Arab League, European Parliament Call for Syrian Government to End Violence

The Arab League is calling on the Syrian leadership to put a stop to the violence it is inflicting on its citizens.

The League handed Syria a proposal that offered an in-depth plan that demands Syria take its tanks off the streets and begin negotiations with the opposition movement.

The Arab League proposal includes a time frame for compliance between the government and opposition members that would end the unrest in the country.

Arab League Chief Nabil Elarabi told AFP that the proposal was asking Syria to “withdrawal tanks and all military vehicles, to put an immediate end to violence, and reassure its people.”

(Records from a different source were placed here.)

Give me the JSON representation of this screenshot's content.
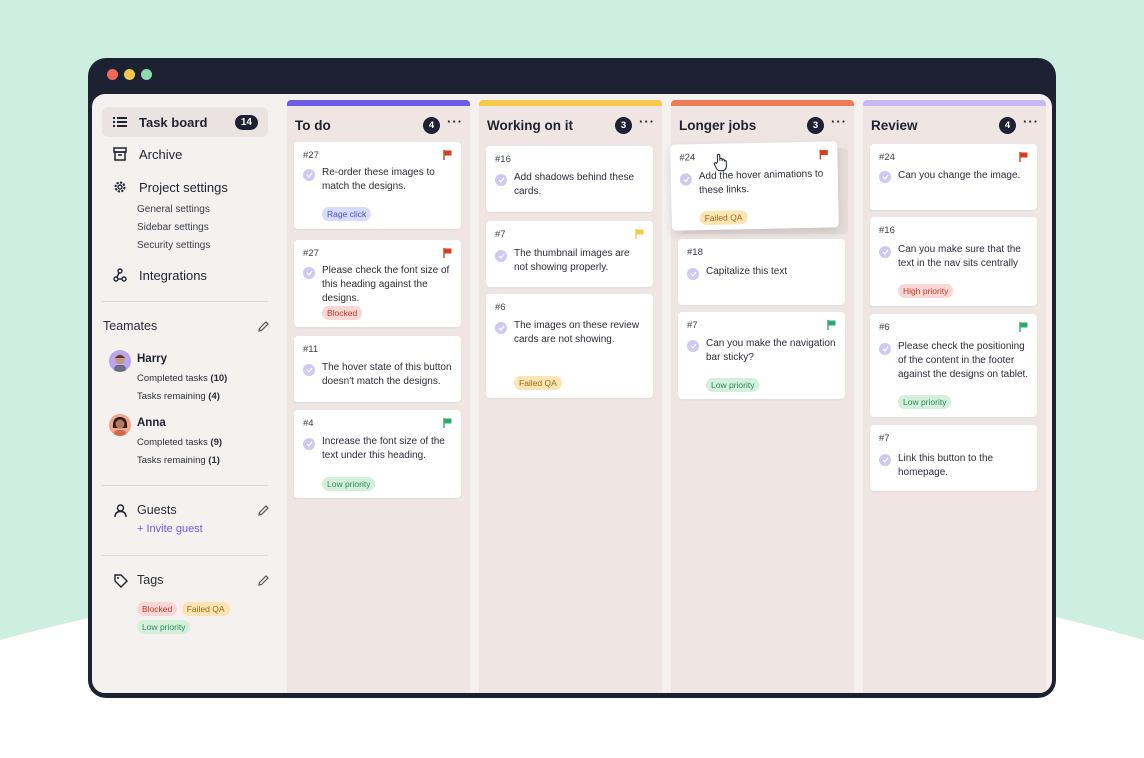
{
  "colors": {
    "accent": "#6c5ce7",
    "todo_bar": "#6c5ce7",
    "working_bar": "#f7c94a",
    "longer_bar": "#ef7c57",
    "review_bar": "#c9b8f5",
    "flag_red": "#d43d1f",
    "flag_yellow": "#f7c94a",
    "flag_green": "#2ea86b"
  },
  "sidebar": {
    "nav": [
      {
        "label": "Task board",
        "count": "14",
        "icon": "list-icon"
      },
      {
        "label": "Archive",
        "icon": "archive-icon"
      },
      {
        "label": "Project settings",
        "icon": "gear-icon"
      },
      {
        "label": "Integrations",
        "icon": "integrations-icon"
      }
    ],
    "settings_sub": [
      "General settings",
      "Sidebar settings",
      "Security settings"
    ],
    "teammates_title": "Teamates",
    "teammates": [
      {
        "name": "Harry",
        "completed_label": "Completed tasks",
        "completed": "(10)",
        "remaining_label": "Tasks remaining",
        "remaining": "(4)"
      },
      {
        "name": "Anna",
        "completed_label": "Completed tasks",
        "completed": "(9)",
        "remaining_label": "Tasks remaining",
        "remaining": "(1)"
      }
    ],
    "guests_title": "Guests",
    "invite_label": "+ Invite guest",
    "tags_title": "Tags",
    "tags": [
      "Blocked",
      "Failed QA",
      "Low priority"
    ]
  },
  "columns": [
    {
      "title": "To do",
      "count": "4",
      "cards": [
        {
          "id": "#27",
          "text": "Re-order these images to match the designs.",
          "tag": "Rage click",
          "flag": "red"
        },
        {
          "id": "#27",
          "text": "Please check the font size of this heading against the designs.",
          "tag": "Blocked",
          "flag": "red"
        },
        {
          "id": "#11",
          "text": "The hover state of this button doesn't match the designs."
        },
        {
          "id": "#4",
          "text": "Increase the font size of the text under this heading.",
          "tag": "Low priority",
          "flag": "green"
        }
      ]
    },
    {
      "title": "Working on it",
      "count": "3",
      "cards": [
        {
          "id": "#16",
          "text": "Add shadows behind these cards."
        },
        {
          "id": "#7",
          "text": "The thumbnail images are not showing properly.",
          "flag": "yellow"
        },
        {
          "id": "#6",
          "text": "The images on these review cards are not showing.",
          "tag": "Failed QA"
        }
      ]
    },
    {
      "title": "Longer jobs",
      "count": "3",
      "cards": [
        {
          "id": "#24",
          "text": "Add the hover animations to these links.",
          "tag": "Failed QA",
          "flag": "red"
        },
        {
          "id": "#18",
          "text": "Capitalize this text"
        },
        {
          "id": "#7",
          "text": "Can you make the navigation bar sticky?",
          "tag": "Low priority",
          "flag": "green"
        }
      ]
    },
    {
      "title": "Review",
      "count": "4",
      "cards": [
        {
          "id": "#24",
          "text": "Can you change the image.",
          "flag": "red"
        },
        {
          "id": "#16",
          "text": "Can you make sure that the text in the nav sits centrally",
          "tag": "High priority"
        },
        {
          "id": "#6",
          "text": "Please check the positioning of the content in the footer against the designs on tablet.",
          "tag": "Low priority",
          "flag": "green"
        },
        {
          "id": "#7",
          "text": "Link this button to the homepage."
        }
      ]
    }
  ]
}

Arab League leaders now await Syria’s response to the proposal, as Syria is expected to respond today.

In a rare Sunday interview with England’s Sunday Telegraph, Assad promised that he would not leave power the way Gaddafi did and warned of an earthquake and fire that would engulf the Middle East if Western powers were to intervene in his country.

He told the magazine, “Syria is a hub now in this region. It is a fault line, and if you play with the ground you will cause an earthquake.”

Assad asked if the global community wants another Afghanistan and added, “Any problem in Syria will burn the whole region. If the plan is to divide Syria; that is to divide the whole region.”

Assad’s comments came only days after 40 protesters were killed; the highest death toll since April.

Protesters have demanded international protection and have been critical of the Arab League for not acting sooner on behalf of protesters that have targets of government-backed violence.

Seven people were killed in unrest in country just yesterday and according to the United Nations more than 3,000 people have died since the Arab Spring movement swept across the country in mid-March.

The Syrian government is rewriting the constitution of the country, in hopes to quell the protests, however, the situation in the country remains volatile.

On Thursday Oct. 27, members of the European Parliament passed a resolution that condemned both Syria and Egypt for the killing of peaceful protestors.

The resolution also called for the leadership of both countries to insure the protection of Christian communities in their lands and condemned actions that are “inciting inter-confessional conflict.”